Health Canada approved a COVID-19 vaccine from Pfizer and BioNTech on Wednesday, paving the way for a rollout plan that could start in the coming weeks.

Canada is set to receive 249,000 doses of the drug from the the U.S. pharmaceutical giant and its German partner by the end of the month and four million total doses -- enough to vaccinate two million people -- by March.

Here's what we know about Pfizer's product, and how it compares to two other leading vaccine candidates:


Pfizer developed its vaccine with a novel technique of using messenger RNA (mRNA), which essentially teaches our cells how to make the coronavirus's spike protein and trigger an immune response if we become infected with the virus in the future.

Pfizer's vaccine uses a synthetically-produced mRNA that's packaged in a fat, or lipid, coating. When injected into the arm muscle, the lipid hooks onto cells and dumps the mRNA there. It's then translated into protein to make the antibody.

Another leading vaccine candidate from Moderna also uses mRNA. One from AstraZeneca uses a non-replicating viral vector -- a virus that has been stripped of its genetic material and replaced with the spike protein gene of the coronavirus.
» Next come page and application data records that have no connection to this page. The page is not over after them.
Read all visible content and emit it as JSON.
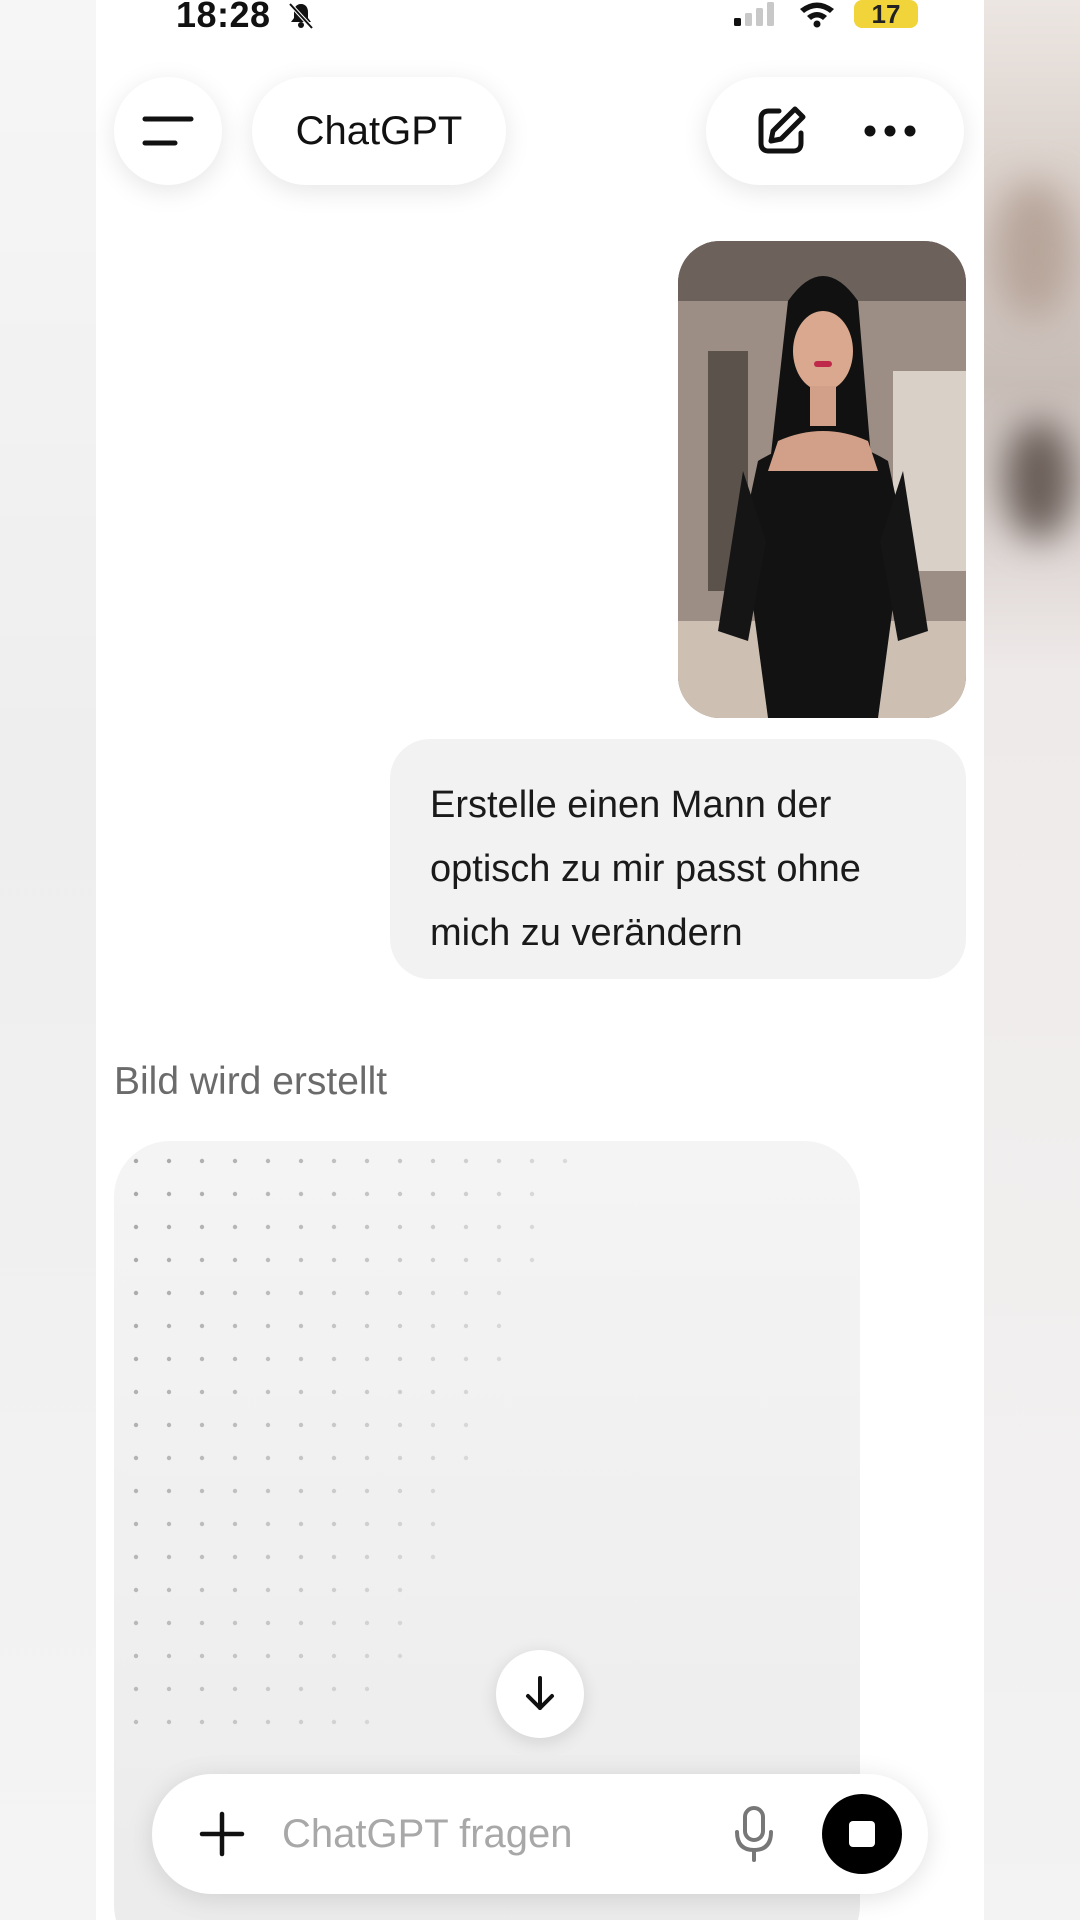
{
  "status_bar": {
    "time": "18:28",
    "battery": "17",
    "icons": [
      "bell-muted-icon",
      "signal-icon",
      "wifi-icon",
      "battery-icon"
    ]
  },
  "header": {
    "title": "ChatGPT",
    "icons": [
      "menu-icon",
      "new-chat-icon",
      "more-icon"
    ]
  },
  "conversation": {
    "user_image": {
      "description_icon": "photo-attachment"
    },
    "user_message": "Erstelle einen Mann der optisch zu mir passt ohne mich zu verändern",
    "assistant_status": "Bild wird erstellt"
  },
  "composer": {
    "placeholder": "ChatGPT fragen",
    "value": "",
    "icons": [
      "plus-icon",
      "mic-icon",
      "stop-icon"
    ]
  },
  "colors": {
    "background": "#ffffff",
    "bubble": "#f2f2f2",
    "battery": "#f1d43a",
    "muted_text": "#6b6b6b",
    "placeholder": "#a8a8a8"
  }
}
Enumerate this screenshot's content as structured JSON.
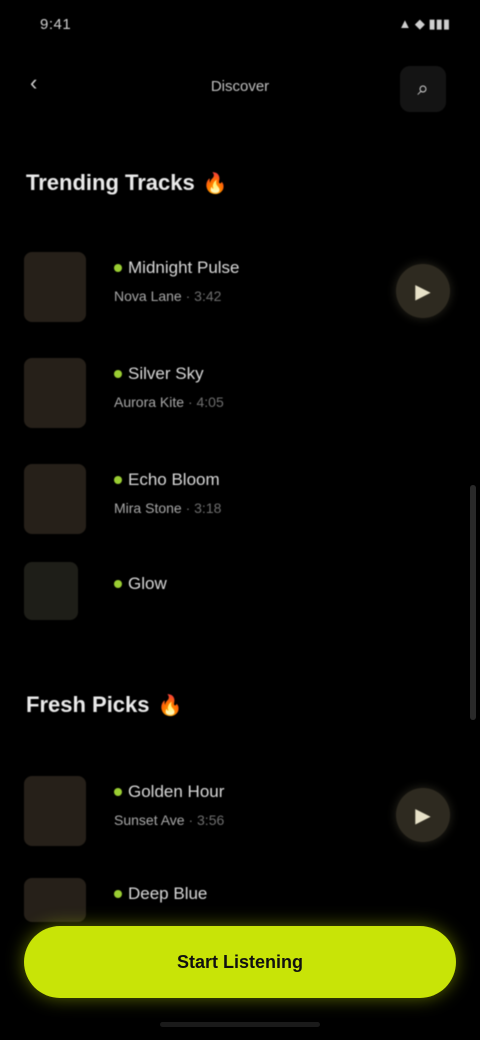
{
  "status": {
    "time": "9:41",
    "icons": "▲ ◆ ▮▮▮"
  },
  "nav": {
    "back_icon": "‹",
    "title": "Discover",
    "action_icon": "⌕"
  },
  "sections": [
    {
      "title": "Trending Tracks",
      "items": [
        {
          "title": "Midnight Pulse",
          "artist": "Nova Lane",
          "meta": "· 3:42"
        },
        {
          "title": "Silver Sky",
          "artist": "Aurora Kite",
          "meta": "· 4:05"
        },
        {
          "title": "Echo Bloom",
          "artist": "Mira Stone",
          "meta": "· 3:18"
        },
        {
          "title": "Glow",
          "artist": "",
          "meta": ""
        }
      ]
    },
    {
      "title": "Fresh Picks",
      "items": [
        {
          "title": "Golden Hour",
          "artist": "Sunset Ave",
          "meta": "· 3:56"
        },
        {
          "title": "Deep Blue",
          "artist": "",
          "meta": ""
        }
      ]
    }
  ],
  "cta": {
    "label": "Start Listening"
  },
  "colors": {
    "accent": "#c8e407",
    "flame": "#ff9b3d"
  }
}
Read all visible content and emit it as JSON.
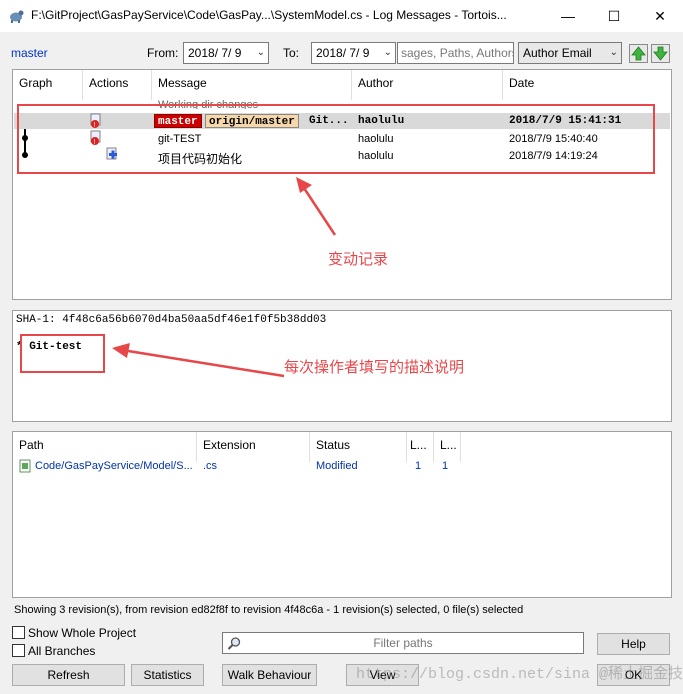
{
  "window": {
    "title": "F:\\GitProject\\GasPayService\\Code\\GasPay...\\SystemModel.cs - Log Messages - Tortois...",
    "minimize": "—",
    "maximize": "☐",
    "close": "✕"
  },
  "toolbar": {
    "branch": "master",
    "from_label": "From:",
    "from_value": "2018/ 7/ 9",
    "to_label": "To:",
    "to_value": "2018/ 7/ 9",
    "search_placeholder": "sages, Paths, Authors, E",
    "filter_mode": "Author Email"
  },
  "log": {
    "columns": [
      "Graph",
      "Actions",
      "Message",
      "Author",
      "Date"
    ],
    "working_dir": "Working dir changes",
    "rows": [
      {
        "tags": [
          "master",
          "origin/master"
        ],
        "message": "Git...",
        "author": "haolulu",
        "date": "2018/7/9 15:41:31"
      },
      {
        "tags": [],
        "message": "git-TEST",
        "author": "haolulu",
        "date": "2018/7/9 15:40:40"
      },
      {
        "tags": [],
        "message": "项目代码初始化",
        "author": "haolulu",
        "date": "2018/7/9 14:19:24"
      }
    ]
  },
  "annotations": {
    "changes": "变动记录",
    "description": "每次操作者填写的描述说明"
  },
  "commit": {
    "sha": "SHA-1: 4f48c6a56b6070d4ba50aa5df46e1f0f5b38dd03",
    "message": "* Git-test"
  },
  "files": {
    "columns": [
      "Path",
      "Extension",
      "Status",
      "L...",
      "L..."
    ],
    "rows": [
      {
        "path": "Code/GasPayService/Model/S...",
        "ext": ".cs",
        "status": "Modified",
        "l1": "1",
        "l2": "1"
      }
    ]
  },
  "status_text": "Showing 3 revision(s), from revision ed82f8f to revision 4f48c6a - 1 revision(s) selected, 0 file(s) selected",
  "options": {
    "show_whole_project": "Show Whole Project",
    "all_branches": "All Branches"
  },
  "filter_paths_placeholder": "Filter paths",
  "buttons": {
    "help": "Help",
    "refresh": "Refresh",
    "statistics": "Statistics",
    "walk": "Walk Behaviour",
    "view": "View",
    "ok": "OK"
  },
  "watermark": "https://blog.csdn.net/sina @稀土掘金技术社区",
  "colors": {
    "annotation": "#e8474a",
    "master_badge": "#cc0000",
    "origin_badge": "#f6d8a8",
    "link": "#0033aa"
  }
}
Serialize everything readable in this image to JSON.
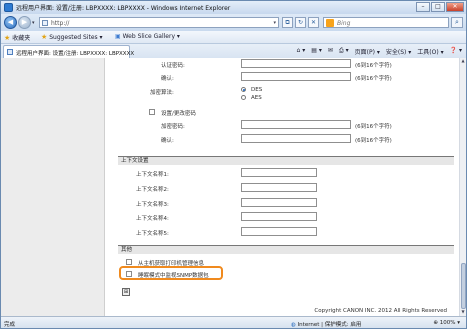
{
  "window": {
    "title": "远程用户界面: 设置/注册: LBPXXXX: LBPXXXX - Windows Internet Explorer",
    "minimize": "–",
    "maximize": "□",
    "close": "✕"
  },
  "address": {
    "url": "http://",
    "search_placeholder": "Bing",
    "back_glyph": "◀",
    "fwd_glyph": "▶"
  },
  "favorites": {
    "label": "收藏夹",
    "items": [
      "Suggested Sites ▾",
      "Web Slice Gallery ▾"
    ]
  },
  "tab": {
    "label": "远程用户界面: 设置/注册: LBPXXXX: LBPXXXX"
  },
  "commands": [
    "页面(P) ▾",
    "安全(S) ▾",
    "工具(O) ▾",
    "❓ ▾"
  ],
  "form": {
    "auth_password_label": "认证密码:",
    "confirm_label": "确认:",
    "hint": "(6到16个字符)",
    "encryption_label": "加密算法:",
    "des": "DES",
    "aes": "AES",
    "set_change_password": "设置/更改密码",
    "encryption_password_label": "加密密码:",
    "confirm2_label": "确认:",
    "context_section": "上下文设置",
    "context_names": [
      "上下文名称1:",
      "上下文名称2:",
      "上下文名称3:",
      "上下文名称4:",
      "上下文名称5:"
    ],
    "other_section": "其他",
    "opt_get_printer_mgmt": "从主机获取打印机管理信息",
    "opt_snmp_dedicated": "睡眠模式中监视SNMP数据包",
    "submit_glyph": "⊞",
    "copyright": "Copyright CANON INC. 2012 All Rights Reserved"
  },
  "status": {
    "left": "完成",
    "zone": "Internet | 保护模式: 启用",
    "zoom": "100% ▾"
  }
}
That viral vector makes an mRNA molecule, and from there the protein and antibodies.


Pfizer's vaccine is 95 per cent effective in preventing SARS-CoV-2 infection beginning one week after the second dose, and Health Canada specifies on its website that people may not be protected against COVID-19 until at least seven days after the second dose.

The efficacy rate is based on studies in about 44,000 participants.

AstraZeneca says its vaccine was up to 90 per cent effective when a half dose was followed by a full dose a month later. Another method, where two full doses were distributed a month apart, showed to be 62 per cent effective.

Moderna's preliminary data showed a 94.5 per cent efficacy.

What's not known is how long immunity lasts with any of the leading vaccine candidates.


Health Canada says the side effects from Pfizer's clinical trials were found to be "mild or moderate" and included things like pain at the site of injection, body chills and feeling tired and feverish.

The organization says those are common side effects of many vaccines, and "do not pose a risk to health."

"As with all vaccines, there's a chance that there will be a serious side effect, but these are rare," the website says. "A serious side effect might be something like an allergic reaction."

Moderna and AstraZeneca recorded similar side effects from their clinical trials.

Britain's medical regulator, meanwhile, warned Wednesday that people with a history of serious allergic reactions shouldn't receive Pfizer's vaccine. Britain began its COVID vaccination program on Tuesday and investigators are looking into whether two reactions were linked to the shot.


Pfizer's vaccine, like Moderna's and AstraZeneca's, requires two doses injected roughly three weeks apart.

Tracking will become particularly important with a two-dose vaccine, to make sure people are going back to their doctor or pharmacy to get their second dose, and to ensure they're receiving the right vaccine if more than one option is available.

Storage could also prove problematic with Pfizer's product, which requires ultra-low freezers that can keep it at minus 70 C until a short time before it's injected. Moderna's needs a temperature around minus 20 C -- about the same as a regular freezer.

Pfizer and Moderna need cooler temperatures for their vaccines because of the instability of the mRNA. AstraZeneca's vaccine, meanwhile, can be stored in a fridge.